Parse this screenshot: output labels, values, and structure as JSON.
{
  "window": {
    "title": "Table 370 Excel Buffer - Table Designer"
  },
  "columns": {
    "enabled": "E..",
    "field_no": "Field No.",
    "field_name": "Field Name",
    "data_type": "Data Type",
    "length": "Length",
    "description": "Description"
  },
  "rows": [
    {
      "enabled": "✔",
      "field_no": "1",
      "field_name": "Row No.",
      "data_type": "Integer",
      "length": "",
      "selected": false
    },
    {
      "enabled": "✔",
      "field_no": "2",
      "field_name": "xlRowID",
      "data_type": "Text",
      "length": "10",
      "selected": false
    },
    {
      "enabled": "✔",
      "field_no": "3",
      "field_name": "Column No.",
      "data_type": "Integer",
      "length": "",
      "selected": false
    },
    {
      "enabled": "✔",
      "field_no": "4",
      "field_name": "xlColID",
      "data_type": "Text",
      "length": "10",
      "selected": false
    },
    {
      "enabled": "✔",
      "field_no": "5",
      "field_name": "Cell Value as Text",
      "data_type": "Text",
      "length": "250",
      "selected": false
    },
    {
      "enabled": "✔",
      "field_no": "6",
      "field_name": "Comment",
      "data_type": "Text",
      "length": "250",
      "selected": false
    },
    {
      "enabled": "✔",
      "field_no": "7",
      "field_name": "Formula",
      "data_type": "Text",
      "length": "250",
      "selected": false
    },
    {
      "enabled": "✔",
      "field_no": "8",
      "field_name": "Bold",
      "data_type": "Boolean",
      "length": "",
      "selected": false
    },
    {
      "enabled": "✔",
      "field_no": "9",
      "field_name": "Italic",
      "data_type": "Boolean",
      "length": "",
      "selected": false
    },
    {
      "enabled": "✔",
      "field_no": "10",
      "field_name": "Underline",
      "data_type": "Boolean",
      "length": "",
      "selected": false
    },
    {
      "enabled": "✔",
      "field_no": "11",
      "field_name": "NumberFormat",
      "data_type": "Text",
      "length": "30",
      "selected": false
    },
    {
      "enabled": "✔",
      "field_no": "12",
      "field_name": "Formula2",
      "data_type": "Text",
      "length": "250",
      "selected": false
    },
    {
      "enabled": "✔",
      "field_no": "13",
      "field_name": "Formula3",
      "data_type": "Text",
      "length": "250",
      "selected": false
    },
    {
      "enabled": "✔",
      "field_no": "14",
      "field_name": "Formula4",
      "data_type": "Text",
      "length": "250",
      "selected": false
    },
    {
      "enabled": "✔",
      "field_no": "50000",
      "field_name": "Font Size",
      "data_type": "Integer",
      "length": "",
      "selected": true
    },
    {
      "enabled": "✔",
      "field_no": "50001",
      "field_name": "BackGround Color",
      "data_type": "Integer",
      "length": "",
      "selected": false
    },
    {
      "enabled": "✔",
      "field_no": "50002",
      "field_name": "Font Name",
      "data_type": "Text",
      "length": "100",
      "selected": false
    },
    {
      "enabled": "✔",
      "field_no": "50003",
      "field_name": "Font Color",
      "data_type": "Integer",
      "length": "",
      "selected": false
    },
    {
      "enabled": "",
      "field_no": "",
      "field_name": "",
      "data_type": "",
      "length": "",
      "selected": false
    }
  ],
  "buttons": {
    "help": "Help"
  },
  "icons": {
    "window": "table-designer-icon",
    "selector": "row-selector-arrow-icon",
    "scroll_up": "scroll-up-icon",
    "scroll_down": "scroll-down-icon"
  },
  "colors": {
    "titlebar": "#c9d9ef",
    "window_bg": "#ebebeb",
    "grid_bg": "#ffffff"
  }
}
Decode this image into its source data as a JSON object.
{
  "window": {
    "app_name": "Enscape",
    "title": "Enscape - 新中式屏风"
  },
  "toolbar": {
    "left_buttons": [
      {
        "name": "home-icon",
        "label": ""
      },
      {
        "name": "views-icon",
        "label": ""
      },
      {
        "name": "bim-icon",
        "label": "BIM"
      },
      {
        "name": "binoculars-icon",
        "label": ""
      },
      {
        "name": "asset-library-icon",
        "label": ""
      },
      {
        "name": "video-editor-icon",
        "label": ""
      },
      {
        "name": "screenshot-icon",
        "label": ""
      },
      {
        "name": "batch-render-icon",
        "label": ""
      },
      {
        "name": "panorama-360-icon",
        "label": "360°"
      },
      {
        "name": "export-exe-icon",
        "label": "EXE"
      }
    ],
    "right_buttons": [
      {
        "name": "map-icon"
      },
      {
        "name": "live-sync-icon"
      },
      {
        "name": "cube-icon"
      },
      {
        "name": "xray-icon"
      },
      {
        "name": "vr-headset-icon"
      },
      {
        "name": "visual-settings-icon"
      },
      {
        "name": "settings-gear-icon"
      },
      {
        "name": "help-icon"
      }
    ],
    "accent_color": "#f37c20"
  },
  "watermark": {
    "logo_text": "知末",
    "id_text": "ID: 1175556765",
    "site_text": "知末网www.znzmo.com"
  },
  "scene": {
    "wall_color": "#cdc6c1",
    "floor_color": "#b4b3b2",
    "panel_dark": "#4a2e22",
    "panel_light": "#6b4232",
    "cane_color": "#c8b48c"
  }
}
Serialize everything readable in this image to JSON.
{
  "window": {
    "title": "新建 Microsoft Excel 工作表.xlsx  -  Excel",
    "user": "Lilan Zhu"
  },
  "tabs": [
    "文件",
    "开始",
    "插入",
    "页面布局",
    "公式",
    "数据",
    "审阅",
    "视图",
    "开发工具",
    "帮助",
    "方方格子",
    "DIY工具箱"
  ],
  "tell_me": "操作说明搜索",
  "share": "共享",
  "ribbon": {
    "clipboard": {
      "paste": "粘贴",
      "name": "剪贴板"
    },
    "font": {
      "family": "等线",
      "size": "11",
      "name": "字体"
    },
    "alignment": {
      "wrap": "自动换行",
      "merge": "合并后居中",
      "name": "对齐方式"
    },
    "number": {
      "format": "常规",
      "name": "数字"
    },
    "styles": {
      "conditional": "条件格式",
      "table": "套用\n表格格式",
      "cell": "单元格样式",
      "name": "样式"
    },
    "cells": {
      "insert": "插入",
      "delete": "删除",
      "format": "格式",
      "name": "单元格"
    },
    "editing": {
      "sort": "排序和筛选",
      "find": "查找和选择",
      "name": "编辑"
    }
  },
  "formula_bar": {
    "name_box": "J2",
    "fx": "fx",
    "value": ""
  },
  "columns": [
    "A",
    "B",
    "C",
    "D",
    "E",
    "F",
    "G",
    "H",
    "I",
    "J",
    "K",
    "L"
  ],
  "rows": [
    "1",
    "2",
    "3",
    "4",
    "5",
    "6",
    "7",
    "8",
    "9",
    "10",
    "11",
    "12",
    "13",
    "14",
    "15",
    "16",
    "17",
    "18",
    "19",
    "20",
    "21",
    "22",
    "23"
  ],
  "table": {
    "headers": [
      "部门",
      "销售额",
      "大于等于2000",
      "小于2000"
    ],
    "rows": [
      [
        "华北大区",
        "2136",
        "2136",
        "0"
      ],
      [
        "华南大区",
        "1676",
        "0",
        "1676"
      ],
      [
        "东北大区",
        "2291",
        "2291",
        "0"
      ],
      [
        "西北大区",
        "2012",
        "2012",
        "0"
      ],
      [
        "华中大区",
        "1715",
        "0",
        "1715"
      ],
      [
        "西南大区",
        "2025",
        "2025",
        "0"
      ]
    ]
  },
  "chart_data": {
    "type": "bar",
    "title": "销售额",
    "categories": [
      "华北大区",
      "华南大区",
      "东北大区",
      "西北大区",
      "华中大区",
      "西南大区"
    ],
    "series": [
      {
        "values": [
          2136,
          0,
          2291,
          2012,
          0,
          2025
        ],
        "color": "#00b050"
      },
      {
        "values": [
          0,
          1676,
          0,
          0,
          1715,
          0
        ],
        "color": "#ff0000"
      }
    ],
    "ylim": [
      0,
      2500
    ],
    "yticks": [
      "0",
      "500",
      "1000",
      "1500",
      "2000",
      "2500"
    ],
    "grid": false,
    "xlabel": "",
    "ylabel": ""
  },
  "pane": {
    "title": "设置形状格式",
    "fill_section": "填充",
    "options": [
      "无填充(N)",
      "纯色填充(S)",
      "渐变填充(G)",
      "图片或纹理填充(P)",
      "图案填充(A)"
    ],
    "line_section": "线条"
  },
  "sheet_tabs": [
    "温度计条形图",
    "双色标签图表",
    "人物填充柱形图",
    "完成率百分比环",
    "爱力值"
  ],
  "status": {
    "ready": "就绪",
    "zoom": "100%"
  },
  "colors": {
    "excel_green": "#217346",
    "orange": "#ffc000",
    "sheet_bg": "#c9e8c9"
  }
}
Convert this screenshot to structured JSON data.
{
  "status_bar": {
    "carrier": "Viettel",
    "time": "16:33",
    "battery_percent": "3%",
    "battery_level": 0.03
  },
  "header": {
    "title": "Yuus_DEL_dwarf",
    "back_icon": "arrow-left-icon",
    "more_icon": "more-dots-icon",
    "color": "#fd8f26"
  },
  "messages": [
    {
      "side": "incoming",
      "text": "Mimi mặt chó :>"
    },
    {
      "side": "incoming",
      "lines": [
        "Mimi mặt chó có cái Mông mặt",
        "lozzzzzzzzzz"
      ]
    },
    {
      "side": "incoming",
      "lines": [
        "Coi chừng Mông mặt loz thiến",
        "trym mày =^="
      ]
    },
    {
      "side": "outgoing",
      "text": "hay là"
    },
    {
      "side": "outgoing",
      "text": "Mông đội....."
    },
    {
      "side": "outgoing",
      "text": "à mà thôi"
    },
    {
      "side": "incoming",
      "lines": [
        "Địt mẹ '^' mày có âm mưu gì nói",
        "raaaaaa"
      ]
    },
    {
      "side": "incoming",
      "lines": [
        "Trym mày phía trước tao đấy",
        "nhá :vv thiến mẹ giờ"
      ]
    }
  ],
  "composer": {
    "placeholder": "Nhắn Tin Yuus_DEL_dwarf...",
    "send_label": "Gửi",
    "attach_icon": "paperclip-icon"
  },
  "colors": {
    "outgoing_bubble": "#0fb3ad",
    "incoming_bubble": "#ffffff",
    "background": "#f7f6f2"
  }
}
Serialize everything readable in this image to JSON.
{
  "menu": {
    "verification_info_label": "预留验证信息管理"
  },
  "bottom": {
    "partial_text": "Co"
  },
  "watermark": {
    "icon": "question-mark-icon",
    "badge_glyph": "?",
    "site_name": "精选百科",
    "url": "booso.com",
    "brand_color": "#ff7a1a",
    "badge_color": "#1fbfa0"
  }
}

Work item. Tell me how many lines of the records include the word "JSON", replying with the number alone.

Response to the task. 5